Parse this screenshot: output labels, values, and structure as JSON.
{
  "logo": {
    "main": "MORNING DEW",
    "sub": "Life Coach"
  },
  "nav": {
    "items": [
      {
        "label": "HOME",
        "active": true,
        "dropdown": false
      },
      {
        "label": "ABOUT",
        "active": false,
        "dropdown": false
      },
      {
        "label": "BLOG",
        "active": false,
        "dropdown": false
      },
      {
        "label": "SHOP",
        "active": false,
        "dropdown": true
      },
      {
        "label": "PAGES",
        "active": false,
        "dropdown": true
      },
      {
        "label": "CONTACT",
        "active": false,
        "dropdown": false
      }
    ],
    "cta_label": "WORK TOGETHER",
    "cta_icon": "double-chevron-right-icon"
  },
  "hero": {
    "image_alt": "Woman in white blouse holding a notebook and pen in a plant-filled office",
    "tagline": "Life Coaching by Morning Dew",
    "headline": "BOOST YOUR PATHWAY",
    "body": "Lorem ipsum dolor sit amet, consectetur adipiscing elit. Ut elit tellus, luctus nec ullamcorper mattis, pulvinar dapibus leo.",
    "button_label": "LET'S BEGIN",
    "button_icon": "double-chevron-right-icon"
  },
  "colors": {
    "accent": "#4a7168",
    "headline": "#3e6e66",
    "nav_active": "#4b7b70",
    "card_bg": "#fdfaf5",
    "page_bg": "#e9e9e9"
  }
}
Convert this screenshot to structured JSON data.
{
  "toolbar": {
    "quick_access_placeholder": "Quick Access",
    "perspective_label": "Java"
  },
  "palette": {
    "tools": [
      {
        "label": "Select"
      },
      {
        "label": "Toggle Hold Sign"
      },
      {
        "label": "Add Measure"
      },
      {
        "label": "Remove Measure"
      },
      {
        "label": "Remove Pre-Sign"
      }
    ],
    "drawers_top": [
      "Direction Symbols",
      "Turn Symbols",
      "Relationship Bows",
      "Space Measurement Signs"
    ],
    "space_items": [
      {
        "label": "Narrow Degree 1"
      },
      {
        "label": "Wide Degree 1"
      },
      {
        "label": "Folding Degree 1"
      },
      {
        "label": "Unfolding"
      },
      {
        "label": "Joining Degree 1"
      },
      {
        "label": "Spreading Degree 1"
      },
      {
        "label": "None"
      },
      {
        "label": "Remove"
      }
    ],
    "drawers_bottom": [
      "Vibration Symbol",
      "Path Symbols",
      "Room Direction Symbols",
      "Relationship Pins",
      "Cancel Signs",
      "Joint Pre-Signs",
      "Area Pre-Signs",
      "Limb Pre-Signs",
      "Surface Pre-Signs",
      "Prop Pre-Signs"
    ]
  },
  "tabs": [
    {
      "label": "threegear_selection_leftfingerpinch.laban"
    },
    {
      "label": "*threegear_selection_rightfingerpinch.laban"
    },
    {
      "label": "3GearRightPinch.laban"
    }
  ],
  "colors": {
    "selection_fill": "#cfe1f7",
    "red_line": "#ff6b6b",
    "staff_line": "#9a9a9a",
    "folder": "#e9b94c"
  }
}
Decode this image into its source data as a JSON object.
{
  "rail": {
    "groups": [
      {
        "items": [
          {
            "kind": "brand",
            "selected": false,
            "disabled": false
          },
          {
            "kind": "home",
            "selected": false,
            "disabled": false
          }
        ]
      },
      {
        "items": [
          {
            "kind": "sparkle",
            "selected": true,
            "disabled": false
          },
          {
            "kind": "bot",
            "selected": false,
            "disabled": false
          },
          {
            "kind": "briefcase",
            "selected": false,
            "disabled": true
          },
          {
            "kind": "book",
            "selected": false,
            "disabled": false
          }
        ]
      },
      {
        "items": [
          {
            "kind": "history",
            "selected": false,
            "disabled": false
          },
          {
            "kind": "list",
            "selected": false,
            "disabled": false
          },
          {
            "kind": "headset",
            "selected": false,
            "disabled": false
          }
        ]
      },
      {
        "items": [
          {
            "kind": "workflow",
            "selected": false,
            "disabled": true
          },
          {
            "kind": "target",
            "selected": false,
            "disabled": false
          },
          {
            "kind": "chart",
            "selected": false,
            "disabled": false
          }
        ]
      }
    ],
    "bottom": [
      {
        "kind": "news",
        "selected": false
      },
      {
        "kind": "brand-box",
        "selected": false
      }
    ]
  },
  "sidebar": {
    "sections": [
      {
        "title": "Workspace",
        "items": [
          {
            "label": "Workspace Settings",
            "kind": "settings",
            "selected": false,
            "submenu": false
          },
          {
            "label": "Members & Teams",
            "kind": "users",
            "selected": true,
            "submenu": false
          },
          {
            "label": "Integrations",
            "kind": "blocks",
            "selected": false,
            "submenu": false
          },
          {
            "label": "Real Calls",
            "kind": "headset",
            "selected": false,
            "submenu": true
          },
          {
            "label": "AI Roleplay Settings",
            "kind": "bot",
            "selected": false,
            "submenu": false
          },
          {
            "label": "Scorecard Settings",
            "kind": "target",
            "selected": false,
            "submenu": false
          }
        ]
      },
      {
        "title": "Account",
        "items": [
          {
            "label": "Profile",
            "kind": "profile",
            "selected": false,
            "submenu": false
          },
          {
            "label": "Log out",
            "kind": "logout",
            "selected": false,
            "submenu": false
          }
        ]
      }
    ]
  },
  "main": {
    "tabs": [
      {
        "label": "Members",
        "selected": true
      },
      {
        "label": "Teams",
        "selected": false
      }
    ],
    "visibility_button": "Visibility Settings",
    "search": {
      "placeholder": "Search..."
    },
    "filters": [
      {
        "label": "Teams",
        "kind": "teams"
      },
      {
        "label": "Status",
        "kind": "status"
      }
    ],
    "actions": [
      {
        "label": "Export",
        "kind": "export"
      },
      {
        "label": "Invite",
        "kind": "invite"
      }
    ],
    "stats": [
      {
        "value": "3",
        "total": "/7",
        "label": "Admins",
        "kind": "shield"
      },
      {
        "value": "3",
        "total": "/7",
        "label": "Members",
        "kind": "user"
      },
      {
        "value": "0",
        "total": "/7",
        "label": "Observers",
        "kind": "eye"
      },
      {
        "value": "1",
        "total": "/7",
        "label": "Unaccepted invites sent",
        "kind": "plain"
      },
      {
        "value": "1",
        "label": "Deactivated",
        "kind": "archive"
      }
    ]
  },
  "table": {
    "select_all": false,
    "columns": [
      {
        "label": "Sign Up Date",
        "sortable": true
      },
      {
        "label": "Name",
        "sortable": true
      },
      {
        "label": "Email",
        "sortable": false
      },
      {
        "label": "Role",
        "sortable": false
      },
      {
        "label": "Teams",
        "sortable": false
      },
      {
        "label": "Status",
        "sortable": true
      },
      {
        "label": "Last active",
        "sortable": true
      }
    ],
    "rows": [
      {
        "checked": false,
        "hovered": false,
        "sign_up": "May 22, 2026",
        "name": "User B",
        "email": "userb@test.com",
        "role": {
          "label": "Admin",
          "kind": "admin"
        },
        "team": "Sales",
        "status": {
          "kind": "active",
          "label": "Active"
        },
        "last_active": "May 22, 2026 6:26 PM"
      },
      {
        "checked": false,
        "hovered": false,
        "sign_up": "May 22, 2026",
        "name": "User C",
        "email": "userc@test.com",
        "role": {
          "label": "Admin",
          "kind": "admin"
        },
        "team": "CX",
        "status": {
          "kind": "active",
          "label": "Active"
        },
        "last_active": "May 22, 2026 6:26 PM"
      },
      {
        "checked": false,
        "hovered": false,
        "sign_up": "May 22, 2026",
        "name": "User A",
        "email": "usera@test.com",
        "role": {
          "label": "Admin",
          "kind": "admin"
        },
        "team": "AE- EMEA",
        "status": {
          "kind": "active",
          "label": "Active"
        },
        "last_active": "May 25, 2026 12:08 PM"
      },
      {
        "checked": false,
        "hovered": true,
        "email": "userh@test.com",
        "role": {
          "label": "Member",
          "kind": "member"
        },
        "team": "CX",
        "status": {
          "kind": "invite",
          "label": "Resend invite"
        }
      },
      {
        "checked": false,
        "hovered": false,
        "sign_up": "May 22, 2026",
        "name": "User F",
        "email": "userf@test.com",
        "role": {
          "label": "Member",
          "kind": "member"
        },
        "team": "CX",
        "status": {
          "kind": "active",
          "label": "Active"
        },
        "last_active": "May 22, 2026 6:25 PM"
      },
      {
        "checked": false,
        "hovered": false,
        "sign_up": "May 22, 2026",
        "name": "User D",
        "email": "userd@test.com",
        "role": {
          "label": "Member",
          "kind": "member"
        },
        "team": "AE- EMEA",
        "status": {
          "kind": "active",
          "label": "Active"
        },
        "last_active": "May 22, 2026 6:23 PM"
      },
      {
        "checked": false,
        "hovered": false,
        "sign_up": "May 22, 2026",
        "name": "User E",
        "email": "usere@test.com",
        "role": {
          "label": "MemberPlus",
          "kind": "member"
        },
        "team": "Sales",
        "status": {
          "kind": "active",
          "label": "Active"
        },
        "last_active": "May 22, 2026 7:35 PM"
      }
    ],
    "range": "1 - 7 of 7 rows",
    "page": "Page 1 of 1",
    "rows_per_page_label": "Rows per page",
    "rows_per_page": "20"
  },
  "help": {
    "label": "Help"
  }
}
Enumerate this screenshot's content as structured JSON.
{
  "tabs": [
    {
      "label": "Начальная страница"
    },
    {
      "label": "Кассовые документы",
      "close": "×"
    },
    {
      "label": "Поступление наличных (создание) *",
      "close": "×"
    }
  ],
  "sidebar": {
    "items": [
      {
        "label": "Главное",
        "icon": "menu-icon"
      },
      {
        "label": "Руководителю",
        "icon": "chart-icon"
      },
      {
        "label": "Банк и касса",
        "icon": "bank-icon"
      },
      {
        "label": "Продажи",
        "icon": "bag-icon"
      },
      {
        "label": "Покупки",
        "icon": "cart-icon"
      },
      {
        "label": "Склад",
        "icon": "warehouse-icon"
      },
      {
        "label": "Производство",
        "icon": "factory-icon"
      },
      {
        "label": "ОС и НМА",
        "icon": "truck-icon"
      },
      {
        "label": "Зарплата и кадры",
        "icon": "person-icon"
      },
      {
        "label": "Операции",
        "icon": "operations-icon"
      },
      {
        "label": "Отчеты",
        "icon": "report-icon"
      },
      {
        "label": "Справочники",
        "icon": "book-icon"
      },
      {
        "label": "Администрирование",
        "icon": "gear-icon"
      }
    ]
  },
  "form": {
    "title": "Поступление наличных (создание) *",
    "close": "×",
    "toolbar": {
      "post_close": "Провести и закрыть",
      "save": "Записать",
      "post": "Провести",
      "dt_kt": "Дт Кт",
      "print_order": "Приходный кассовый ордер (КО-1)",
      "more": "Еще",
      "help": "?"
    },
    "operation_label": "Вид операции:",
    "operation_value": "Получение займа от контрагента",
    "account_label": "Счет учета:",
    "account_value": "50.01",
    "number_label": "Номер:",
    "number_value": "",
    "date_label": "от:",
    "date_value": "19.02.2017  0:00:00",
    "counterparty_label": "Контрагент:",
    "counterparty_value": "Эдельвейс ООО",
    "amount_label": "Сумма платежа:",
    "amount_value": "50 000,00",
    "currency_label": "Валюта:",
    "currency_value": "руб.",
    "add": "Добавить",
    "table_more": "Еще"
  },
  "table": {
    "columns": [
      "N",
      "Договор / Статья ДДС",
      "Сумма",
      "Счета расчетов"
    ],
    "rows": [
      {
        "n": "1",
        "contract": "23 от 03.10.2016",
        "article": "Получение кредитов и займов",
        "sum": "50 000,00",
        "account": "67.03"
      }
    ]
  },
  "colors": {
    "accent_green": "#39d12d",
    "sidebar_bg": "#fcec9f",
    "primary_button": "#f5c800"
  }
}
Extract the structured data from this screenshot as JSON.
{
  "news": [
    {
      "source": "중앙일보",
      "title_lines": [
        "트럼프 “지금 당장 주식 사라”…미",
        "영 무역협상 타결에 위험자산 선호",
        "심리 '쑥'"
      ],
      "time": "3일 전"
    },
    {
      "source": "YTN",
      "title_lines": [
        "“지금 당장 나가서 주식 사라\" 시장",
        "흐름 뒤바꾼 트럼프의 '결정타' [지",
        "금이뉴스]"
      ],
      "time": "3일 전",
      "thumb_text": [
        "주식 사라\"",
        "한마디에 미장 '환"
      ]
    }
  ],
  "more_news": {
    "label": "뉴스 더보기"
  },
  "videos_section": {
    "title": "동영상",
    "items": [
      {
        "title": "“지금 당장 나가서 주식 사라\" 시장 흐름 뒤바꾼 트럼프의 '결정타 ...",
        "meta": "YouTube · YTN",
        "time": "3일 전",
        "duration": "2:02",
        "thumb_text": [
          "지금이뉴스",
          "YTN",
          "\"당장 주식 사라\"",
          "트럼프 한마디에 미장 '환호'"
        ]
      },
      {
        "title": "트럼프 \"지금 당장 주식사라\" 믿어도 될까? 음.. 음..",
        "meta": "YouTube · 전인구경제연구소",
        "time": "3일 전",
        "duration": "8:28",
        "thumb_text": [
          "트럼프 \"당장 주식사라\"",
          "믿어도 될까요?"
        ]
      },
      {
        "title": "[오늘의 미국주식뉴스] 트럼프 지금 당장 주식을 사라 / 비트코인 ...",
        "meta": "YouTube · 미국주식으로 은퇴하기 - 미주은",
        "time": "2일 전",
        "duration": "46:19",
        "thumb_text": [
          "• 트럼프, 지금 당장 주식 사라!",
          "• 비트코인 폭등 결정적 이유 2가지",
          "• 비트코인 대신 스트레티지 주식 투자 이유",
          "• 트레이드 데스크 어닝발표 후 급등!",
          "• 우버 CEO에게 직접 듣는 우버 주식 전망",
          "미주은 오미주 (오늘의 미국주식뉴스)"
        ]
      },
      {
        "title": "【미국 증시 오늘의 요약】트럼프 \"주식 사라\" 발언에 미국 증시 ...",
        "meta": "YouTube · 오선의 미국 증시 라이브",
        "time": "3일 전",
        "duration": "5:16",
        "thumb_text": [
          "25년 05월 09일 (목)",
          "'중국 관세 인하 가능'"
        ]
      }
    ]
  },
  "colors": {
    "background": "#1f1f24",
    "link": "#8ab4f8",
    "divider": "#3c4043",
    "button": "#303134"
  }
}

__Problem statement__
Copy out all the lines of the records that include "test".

__Problem solution__
        "email": "userb@test.com",
        "email": "userc@test.com",
        "email": "usera@test.com",
        "email": "userh@test.com",
        "email": "userf@test.com",
        "email": "userd@test.com",
        "email": "usere@test.com",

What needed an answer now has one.